FHA Loan Articles
News, updates, and explanations to keep you informed.
The FHA Short Refinance Option-Help For Non-FHA Borrowers
Starting September 7, 2010, the FHA offers help to qualifying non-FHA borrowers who are "underwater" on their home loans. The FHA Short Refinance option is open to those who are current on their existing mortgage-but the lender must agree to forgive at least 10% of the unpaid principal on the original note to bring the combined loan-to-value ratio to a maximum 115%. The new FHA-guaranteed loan must have a loan-to-value ratio of no more than 97.75%.
Non-FHA borrowers who meet these guidelines and additional credit qualifications (see below) are allowed to apply to refinance into new FHA-insured home loan. The program is not open-ended-the original FHA press release announcing the start date of the FHA Short Refinance option says the program is expected to help as many as four million homeowners through the end of 2012.
The FHA press release says the FHA Short Refinance program is voluntary and "requires the cooperation of all lien holders". This program is not automatically open to any homeowner who is underwater on a conventional home loan; as stated previously, there is a requirement that the borrower be current on all mortgage payments. They must also qualify for the FHA Short Refinance program by having a credit score of 500 or better and meet other typical FHA loan
FHA Short Refinancing is only for borrowers who are underwater on properties that are considered the borrower's primary residence, and is intended only for those with non-FHA guaranteed home loans. A borrower said to be "underwater" on a conventional home loan is basically stuck with a property that isn't worth as much as the amount owed on the note-usually because of declining property values.
FHA NEWS and RELATED ARTICLES
When applying for an FHA home loan, some lenders may ask for tax paperwork as part of the application process. Some borrowers may wonder if this is legal, or an acceptable practice for home loans in general.
There are many questions about the official FHA loan rules for occupancy for single-family home loans.

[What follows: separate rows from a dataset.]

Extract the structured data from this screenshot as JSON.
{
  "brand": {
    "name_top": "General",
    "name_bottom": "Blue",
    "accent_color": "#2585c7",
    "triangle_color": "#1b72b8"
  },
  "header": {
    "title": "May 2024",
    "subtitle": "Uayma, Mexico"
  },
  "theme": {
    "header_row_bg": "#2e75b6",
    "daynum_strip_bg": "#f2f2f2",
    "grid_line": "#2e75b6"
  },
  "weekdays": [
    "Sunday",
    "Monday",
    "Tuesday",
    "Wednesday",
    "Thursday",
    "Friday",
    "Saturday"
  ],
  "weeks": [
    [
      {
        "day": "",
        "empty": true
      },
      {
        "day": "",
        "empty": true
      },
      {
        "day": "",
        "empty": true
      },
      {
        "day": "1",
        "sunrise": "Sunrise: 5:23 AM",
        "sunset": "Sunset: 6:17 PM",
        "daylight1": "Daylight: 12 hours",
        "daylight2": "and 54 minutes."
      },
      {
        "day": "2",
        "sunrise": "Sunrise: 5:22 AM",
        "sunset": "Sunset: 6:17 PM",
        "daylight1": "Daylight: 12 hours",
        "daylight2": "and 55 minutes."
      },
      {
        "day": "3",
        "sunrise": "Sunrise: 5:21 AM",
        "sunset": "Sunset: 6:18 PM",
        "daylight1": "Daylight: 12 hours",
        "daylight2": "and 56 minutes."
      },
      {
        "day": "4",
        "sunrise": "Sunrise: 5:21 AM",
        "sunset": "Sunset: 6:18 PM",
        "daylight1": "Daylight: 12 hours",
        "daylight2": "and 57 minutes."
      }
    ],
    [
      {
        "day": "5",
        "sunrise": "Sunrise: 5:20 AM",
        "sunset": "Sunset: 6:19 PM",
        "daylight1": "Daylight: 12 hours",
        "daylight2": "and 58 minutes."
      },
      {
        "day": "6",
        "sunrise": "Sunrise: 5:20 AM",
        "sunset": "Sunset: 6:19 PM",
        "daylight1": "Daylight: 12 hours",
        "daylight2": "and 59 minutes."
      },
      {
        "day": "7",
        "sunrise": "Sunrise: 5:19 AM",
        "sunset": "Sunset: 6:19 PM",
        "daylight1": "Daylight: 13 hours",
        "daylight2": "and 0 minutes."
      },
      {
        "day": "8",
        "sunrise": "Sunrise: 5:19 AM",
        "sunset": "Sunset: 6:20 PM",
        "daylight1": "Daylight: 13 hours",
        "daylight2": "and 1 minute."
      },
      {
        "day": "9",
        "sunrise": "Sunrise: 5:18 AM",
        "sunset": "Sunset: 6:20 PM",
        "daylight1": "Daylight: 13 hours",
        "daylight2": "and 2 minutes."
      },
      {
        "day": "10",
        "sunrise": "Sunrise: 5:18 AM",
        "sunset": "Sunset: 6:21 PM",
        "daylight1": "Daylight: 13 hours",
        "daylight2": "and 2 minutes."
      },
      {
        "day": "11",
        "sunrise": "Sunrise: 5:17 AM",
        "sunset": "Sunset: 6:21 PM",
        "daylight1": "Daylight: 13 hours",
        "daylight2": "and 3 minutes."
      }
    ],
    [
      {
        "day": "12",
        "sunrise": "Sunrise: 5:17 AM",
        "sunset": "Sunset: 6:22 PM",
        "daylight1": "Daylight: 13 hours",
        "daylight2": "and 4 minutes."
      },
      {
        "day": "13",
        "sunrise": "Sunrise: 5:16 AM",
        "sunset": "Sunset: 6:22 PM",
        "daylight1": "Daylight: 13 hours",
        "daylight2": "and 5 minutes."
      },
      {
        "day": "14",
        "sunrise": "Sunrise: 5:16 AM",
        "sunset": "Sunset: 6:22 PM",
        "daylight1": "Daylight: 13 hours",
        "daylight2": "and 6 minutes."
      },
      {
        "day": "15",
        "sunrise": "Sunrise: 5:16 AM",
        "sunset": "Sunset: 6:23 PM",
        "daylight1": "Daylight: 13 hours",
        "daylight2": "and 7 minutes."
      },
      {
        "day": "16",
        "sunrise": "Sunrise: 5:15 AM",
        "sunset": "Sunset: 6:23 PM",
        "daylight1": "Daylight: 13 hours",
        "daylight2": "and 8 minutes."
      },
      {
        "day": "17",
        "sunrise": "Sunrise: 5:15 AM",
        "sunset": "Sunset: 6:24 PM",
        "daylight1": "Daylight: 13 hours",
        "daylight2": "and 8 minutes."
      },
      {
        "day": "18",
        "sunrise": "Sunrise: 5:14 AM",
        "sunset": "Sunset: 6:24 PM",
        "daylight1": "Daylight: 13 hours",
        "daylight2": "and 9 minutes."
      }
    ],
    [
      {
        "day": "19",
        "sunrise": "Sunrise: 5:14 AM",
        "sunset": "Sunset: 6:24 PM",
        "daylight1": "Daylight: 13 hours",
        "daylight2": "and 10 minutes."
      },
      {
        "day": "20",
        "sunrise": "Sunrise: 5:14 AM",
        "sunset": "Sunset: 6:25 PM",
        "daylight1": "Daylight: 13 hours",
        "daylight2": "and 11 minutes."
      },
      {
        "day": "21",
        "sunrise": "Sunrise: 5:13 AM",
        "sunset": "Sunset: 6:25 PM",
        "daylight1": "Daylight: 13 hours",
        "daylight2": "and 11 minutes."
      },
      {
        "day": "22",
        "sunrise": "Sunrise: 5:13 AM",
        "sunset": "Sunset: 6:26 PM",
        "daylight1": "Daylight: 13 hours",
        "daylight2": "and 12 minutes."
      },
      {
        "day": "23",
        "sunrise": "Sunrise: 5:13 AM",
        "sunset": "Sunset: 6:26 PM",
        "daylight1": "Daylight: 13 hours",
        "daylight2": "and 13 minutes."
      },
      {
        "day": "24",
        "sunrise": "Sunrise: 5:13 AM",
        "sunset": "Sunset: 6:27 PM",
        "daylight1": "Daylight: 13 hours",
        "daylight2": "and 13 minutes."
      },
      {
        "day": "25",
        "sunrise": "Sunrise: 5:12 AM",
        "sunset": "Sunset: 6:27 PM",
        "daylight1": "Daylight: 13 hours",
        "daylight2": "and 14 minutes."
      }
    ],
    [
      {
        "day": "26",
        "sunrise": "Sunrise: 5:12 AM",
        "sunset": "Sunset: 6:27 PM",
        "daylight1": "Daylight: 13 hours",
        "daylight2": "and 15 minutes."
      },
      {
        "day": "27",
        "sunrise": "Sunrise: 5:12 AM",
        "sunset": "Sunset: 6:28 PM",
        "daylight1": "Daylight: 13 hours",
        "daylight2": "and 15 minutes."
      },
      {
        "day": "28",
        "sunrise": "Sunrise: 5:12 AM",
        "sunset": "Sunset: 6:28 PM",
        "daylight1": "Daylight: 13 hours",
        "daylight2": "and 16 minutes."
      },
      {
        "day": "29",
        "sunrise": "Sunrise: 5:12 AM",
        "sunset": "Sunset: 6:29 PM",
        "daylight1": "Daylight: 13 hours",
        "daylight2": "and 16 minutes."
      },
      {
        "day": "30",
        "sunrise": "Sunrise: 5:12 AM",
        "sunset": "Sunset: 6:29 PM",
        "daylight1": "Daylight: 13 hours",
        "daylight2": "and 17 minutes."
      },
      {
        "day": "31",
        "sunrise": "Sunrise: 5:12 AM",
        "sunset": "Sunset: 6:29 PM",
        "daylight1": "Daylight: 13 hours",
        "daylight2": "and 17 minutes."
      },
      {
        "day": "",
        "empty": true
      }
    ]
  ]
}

According to FHA rules, a borrower must occupy the home purchased with a single-family FHA loan as a personal residence as a condition of loan approval.
After the housing market crisis of the previous decade, many mortgage borrowers found themselves having trouble making their monthly payments. In some cases, borrowers just walked away from the mortgage completely and allowed the home to be foreclosed upo
The FHA has announced it would accept electronic signatures (also known as e-signatures) on several FHA home loan documents. The new policies are found in detail described in FHA Mortgagee Letter 14-03.
Some of your FHA loan closing costs may be financed, and some may--after being negotiated between buyer and seller--be paid by the seller within the boundaries of the FHA loan programís rules. The borrower can also pay some closing costs out of pocket.